The response must be made up of the lines in the entries below that contain "value".
====== DATA SUPPLIED
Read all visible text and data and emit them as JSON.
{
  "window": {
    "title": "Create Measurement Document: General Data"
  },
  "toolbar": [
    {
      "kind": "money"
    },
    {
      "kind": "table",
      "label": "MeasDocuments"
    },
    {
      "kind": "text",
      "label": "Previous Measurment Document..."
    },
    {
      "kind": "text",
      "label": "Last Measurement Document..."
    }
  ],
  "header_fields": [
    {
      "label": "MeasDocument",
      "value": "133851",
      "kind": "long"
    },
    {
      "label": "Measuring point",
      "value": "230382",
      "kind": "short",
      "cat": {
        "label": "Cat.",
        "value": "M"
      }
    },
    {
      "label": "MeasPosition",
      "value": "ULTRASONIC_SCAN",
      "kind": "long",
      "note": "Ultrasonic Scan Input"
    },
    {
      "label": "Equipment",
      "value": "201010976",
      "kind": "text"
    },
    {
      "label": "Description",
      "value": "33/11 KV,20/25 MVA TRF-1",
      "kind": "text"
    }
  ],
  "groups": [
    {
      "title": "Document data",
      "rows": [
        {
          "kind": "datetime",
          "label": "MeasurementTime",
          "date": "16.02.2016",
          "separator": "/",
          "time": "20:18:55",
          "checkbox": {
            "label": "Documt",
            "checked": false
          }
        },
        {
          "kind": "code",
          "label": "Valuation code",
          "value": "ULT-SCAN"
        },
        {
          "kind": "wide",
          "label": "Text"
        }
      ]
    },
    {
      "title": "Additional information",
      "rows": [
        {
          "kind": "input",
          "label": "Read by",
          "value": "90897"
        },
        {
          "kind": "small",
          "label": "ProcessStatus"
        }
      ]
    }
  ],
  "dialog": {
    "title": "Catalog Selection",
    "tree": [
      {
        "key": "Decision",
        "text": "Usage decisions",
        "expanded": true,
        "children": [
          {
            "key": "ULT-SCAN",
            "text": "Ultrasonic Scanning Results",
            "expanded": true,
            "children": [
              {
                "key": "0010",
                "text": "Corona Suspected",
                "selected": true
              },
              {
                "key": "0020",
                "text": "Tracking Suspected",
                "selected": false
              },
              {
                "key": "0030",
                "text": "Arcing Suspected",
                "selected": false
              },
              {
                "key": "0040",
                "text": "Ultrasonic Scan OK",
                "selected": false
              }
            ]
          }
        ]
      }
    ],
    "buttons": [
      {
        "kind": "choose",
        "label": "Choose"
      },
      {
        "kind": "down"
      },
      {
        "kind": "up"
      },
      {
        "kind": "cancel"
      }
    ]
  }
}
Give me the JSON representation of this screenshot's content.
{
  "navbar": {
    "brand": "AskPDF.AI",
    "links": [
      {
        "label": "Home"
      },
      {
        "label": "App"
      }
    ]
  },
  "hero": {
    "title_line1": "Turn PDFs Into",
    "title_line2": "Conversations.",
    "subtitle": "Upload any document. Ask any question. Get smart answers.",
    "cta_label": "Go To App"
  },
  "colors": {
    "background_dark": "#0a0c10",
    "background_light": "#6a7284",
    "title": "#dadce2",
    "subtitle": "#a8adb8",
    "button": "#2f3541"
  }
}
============
• YOUR RESPONSE:
      "value": "133851",
      "value": "230382",
        "value": "M"
      "value": "ULTRASONIC_SCAN",
      "value": "201010976",
      "value": "33/11 KV,20/25 MVA TRF-1",
          "value": "ULT-SCAN"
          "value": "90897"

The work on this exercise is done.